Procedure for Reporting Suspected Security Incidents
Approval Date: 2010-03-25
Effective Date: 2010-03-25
Responsible Unit: Information Technology Services
A security incident refers to any event in which sensitive electronic data may be disclosed, altered, or destroyed by an unauthorized individual. Theft or loss of a computer or storage device, interception of login credentials by a keystroke logger, or the presence of a ‘hacker' on a computer system are all examples of security incidents.
Any employee who becomes aware of a possible security incident involving sensitive electronic data will immediately inform his or her immediate supervisor and the campus specific IT Service Desk. The service desk will immediately notify the Senior IT Director/Manager at the appropriate campus, or their IT Security Officer. The supervisor will inform the responsible unit head and will verify the circumstances of the possible incident.
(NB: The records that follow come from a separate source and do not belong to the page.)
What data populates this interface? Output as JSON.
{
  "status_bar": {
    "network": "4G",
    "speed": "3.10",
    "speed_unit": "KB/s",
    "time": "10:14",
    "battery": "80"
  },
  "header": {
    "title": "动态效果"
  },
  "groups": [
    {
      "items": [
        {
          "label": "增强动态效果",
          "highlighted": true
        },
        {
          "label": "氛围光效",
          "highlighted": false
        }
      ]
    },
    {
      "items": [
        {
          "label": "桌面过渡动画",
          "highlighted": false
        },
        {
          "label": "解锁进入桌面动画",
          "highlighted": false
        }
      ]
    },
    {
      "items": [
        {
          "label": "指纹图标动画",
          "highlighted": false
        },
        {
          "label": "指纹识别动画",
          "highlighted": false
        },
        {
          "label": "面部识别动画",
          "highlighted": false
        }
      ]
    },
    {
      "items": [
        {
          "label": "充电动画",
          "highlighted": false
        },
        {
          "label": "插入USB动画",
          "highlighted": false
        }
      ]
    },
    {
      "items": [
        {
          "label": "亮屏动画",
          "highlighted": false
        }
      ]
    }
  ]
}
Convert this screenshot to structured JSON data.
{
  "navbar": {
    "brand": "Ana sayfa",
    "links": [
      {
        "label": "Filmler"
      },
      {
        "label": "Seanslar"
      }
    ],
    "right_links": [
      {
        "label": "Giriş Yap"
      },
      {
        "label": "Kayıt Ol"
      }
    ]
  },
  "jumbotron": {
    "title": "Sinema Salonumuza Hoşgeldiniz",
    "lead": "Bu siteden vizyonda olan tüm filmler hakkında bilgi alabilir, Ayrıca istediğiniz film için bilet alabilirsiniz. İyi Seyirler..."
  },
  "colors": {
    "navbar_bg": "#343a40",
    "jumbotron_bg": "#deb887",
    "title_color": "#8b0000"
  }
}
As soon as the incident has been confirmed to have or have not occurred, the supervisor will inform both the responsible unit head and the University Privacy Officer if a breach of personal information is suspected. This confirmation will occur within 24 hours of the initial report.
IT Service Desk contact information:
St. John's Campus 864-4595
Marine Institute 778-0628
Grenfell Campus 639-2049
If the system in question is powered on and running, do not shut it down; doing so will destroy whatever evidence currently resides in volatile memory. Instead unplug the systems' network cable, or switch off the wireless adaptor if the system is wirelessly networked. Doing so will have the desired effect of limiting the incident without destroying whatever evidence currently resides in volatile memory.
Suspected security incidents can be stressful, and stress can lead to panic and confusion. After isolating the affected system and informing the IT Service Desk, take a moment to document whatever details lead you to believe an incident has occurred; e.g., missing files, suspicious new files, strange programs running, where the device was last seen, etc. Doing so may aid in the resulting investigation.